Sicily has an ancient vinous history with records of flourishing Greek vineyards in the 5th century BC.  The mountainous terrain, poor soil, intense heat, and low rain fall have long made it a productive wine region.  The Aeolian Islands are a volcanic archipelago off the north coast of Sicily.  Carlo Hauner was a successful artists who first visited the Aeolian islands in 1968.  He curiosity about the local winemaking techniques and the Malvasia grape led him to move to the island of Salina.  After renovating twenty acres of vineyard he opened a new winery in the 1980s. He blended traditional Aeolian techniques with modern technology. He passed away in 1996 leaving the winery to be run by his son, Carlo Junior.  The vineyards are located at 50-100 meters in altitude and have soils that are volcanic and pumice.  The Hiera is a blend of Calabrese (Nero D’Avola), Sangiovese, and Corinto Nero.  It is aged in barriques for one year.  The Hiera is $20 and well priced at that, available at MacArthur’s.

2004 Taurino, Notarpanaro, Rosso del Salento, Puglia (Apulia)
This wine is a light to medium ruby color with cherry highlights.  It has a lighter nose of darker, smooth fruits.  In the mouth there are dark blackberry  flavors.  It was a little more rustic on the second night.  *** Now-2017.

2008 Carlo Hauner, Hiera, Sicilia

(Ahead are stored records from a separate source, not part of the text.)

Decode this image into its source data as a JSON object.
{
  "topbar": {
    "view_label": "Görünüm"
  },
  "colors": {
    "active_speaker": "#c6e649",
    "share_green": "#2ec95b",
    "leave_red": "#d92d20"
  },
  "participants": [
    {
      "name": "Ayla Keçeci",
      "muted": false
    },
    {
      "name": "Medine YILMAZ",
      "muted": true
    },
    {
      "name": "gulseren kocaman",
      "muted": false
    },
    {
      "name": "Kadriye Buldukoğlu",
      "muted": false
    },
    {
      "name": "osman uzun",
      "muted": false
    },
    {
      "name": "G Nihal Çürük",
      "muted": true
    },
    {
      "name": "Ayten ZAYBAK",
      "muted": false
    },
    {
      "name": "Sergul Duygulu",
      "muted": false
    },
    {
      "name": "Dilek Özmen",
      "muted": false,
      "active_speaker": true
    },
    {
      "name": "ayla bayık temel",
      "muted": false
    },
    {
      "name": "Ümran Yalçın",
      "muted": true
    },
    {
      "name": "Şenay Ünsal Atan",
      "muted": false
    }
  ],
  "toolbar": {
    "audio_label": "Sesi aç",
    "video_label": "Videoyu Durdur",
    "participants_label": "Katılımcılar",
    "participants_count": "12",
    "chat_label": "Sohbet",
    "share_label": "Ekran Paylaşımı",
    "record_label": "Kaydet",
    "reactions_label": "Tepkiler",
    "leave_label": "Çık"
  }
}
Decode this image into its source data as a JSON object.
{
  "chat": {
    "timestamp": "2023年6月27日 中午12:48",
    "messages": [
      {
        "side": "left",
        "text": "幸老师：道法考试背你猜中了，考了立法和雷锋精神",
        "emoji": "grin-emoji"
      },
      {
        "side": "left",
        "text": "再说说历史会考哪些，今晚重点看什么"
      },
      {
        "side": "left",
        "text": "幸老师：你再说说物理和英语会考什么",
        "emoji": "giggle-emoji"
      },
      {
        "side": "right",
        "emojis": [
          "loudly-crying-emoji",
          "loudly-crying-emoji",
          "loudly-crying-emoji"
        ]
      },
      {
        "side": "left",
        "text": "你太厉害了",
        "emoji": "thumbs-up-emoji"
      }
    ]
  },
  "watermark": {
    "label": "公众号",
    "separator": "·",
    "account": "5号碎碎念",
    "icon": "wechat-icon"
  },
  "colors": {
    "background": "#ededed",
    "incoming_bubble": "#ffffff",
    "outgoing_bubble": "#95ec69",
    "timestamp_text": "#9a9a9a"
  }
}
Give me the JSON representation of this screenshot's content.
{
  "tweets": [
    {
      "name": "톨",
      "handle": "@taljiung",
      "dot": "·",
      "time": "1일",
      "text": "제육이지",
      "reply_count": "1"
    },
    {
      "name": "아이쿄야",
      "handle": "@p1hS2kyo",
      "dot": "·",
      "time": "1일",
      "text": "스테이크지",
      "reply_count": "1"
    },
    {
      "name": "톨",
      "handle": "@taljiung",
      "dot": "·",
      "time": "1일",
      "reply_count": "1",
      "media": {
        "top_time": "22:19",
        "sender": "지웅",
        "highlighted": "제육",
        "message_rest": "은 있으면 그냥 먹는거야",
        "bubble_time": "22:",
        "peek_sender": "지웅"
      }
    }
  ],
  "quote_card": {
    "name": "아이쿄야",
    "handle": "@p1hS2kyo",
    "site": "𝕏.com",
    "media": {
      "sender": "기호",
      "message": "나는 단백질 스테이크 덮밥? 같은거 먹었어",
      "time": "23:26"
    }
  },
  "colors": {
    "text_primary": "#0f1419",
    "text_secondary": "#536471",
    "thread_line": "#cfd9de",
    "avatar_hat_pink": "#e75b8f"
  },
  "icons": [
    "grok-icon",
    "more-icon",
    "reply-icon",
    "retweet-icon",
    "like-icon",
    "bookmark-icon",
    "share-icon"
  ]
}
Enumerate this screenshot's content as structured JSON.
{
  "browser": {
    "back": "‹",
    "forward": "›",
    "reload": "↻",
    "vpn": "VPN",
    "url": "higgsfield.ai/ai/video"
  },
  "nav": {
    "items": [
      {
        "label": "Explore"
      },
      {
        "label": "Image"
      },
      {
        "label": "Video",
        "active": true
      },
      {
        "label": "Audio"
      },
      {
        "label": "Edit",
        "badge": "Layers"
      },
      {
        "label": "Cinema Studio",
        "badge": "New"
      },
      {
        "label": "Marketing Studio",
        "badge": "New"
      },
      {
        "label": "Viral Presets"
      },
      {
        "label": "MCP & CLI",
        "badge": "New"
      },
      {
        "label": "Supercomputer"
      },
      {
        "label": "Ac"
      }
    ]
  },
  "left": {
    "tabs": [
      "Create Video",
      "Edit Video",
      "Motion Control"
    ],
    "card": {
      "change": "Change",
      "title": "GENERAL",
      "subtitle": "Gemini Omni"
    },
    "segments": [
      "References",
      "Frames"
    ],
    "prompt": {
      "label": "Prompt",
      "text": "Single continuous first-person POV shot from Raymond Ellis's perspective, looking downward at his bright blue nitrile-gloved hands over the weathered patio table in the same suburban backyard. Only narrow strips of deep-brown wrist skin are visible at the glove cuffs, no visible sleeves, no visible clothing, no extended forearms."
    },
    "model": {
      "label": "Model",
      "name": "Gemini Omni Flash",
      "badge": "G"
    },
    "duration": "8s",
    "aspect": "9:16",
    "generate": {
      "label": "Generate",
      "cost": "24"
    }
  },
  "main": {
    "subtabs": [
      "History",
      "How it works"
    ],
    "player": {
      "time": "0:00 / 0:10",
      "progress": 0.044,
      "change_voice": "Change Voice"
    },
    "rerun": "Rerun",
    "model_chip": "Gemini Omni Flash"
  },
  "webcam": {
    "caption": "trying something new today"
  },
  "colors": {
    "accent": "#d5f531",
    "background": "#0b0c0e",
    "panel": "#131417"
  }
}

This wine has a light to medium nose of scented, gritty red berried fruit.  In the mouth there are plenty of red fruits with good, ripe tannins in a supportive nature.  There are flavors of red currant, spices, and some blue fruits.  The flavors turn towards the tart in the finish.  The aftertaste has long flavors, minerals, and a little inkiness.  A lovely wine.  *** Now-2015.